— Exercise brief —
Below are records. Copy every line with "Beach" in it.
--- Recorded data Enclosed Below ---
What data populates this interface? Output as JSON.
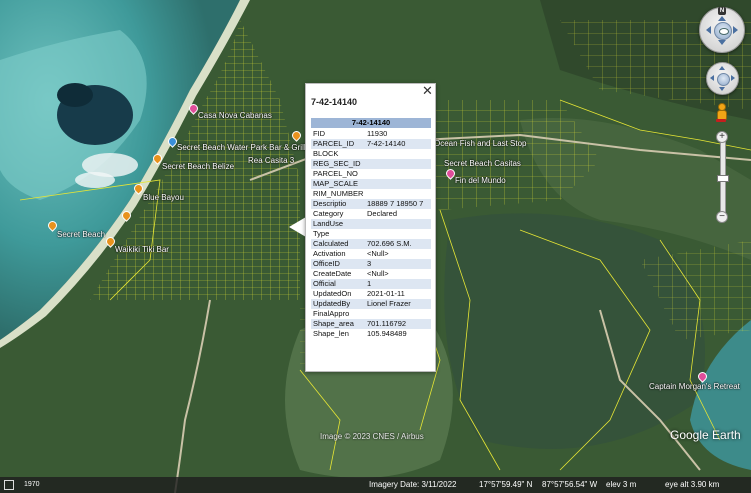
{
  "map": {
    "places": [
      {
        "label": "Casa Nova Cabanas",
        "pin": "pink"
      },
      {
        "label": "Secret Beach Water Park Bar & Grill",
        "pin": "blue"
      },
      {
        "label": "Rea Casita 3",
        "pin": "none"
      },
      {
        "label": "Secret Beach Belize",
        "pin": "orange"
      },
      {
        "label": "Blue Bayou",
        "pin": "orange"
      },
      {
        "label": "Secret Beach",
        "pin": "orange"
      },
      {
        "label": "Waikiki Tiki Bar",
        "pin": "orange"
      },
      {
        "label": "Ocean Fish and Last Stop",
        "pin": "none"
      },
      {
        "label": "Secret Beach Casitas",
        "pin": "none"
      },
      {
        "label": "Fin del Mundo",
        "pin": "pink"
      },
      {
        "label": "Captain Morgan's Retreat",
        "pin": "pink"
      }
    ],
    "credit": "Image © 2023 CNES / Airbus",
    "watermark": "Google Earth"
  },
  "popup": {
    "title": "7-42-14140",
    "close_icon": "✕",
    "header": "7-42-14140",
    "rows": [
      {
        "key": "FID",
        "value": "11930"
      },
      {
        "key": "PARCEL_ID",
        "value": "7-42-14140"
      },
      {
        "key": "BLOCK",
        "value": ""
      },
      {
        "key": "REG_SEC_ID",
        "value": ""
      },
      {
        "key": "PARCEL_NO",
        "value": ""
      },
      {
        "key": "MAP_SCALE",
        "value": ""
      },
      {
        "key": "RIM_NUMBER",
        "value": ""
      },
      {
        "key": "Descriptio",
        "value": "18889 7 18950 7"
      },
      {
        "key": "Category",
        "value": "Declared"
      },
      {
        "key": "LandUse",
        "value": ""
      },
      {
        "key": "Type",
        "value": ""
      },
      {
        "key": "Calculated",
        "value": "702.696 S.M."
      },
      {
        "key": "Activation",
        "value": "<Null>"
      },
      {
        "key": "OfficeID",
        "value": "3"
      },
      {
        "key": "CreateDate",
        "value": "<Null>"
      },
      {
        "key": "Official",
        "value": "1"
      },
      {
        "key": "UpdatedOn",
        "value": "2021-01-11"
      },
      {
        "key": "UpdatedBy",
        "value": "Lionel Frazer"
      },
      {
        "key": "FinalAppro",
        "value": ""
      },
      {
        "key": "Shape_area",
        "value": "701.116792"
      },
      {
        "key": "Shape_len",
        "value": "105.948489"
      }
    ]
  },
  "nav": {
    "north_label": "N",
    "zoom_in": "+",
    "zoom_out": "−"
  },
  "status": {
    "scale": "1970",
    "imagery_date": "Imagery Date: 3/11/2022",
    "lat": "17°57'59.49\" N",
    "lon": "87°57'56.54\" W",
    "elev": "elev    3 m",
    "eye_alt": "eye alt   3.90 km"
  },
  "colors": {
    "parcel_lines": "#e6e635",
    "water": "#4aa8a6",
    "land": "#3f5d36",
    "popup_header": "#9db5d6"
  }
}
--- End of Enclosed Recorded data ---
— Written response —
        "label": "Secret Beach Water Park Bar & Grill",
        "label": "Secret Beach Belize",
        "label": "Secret Beach",
        "label": "Secret Beach Casitas",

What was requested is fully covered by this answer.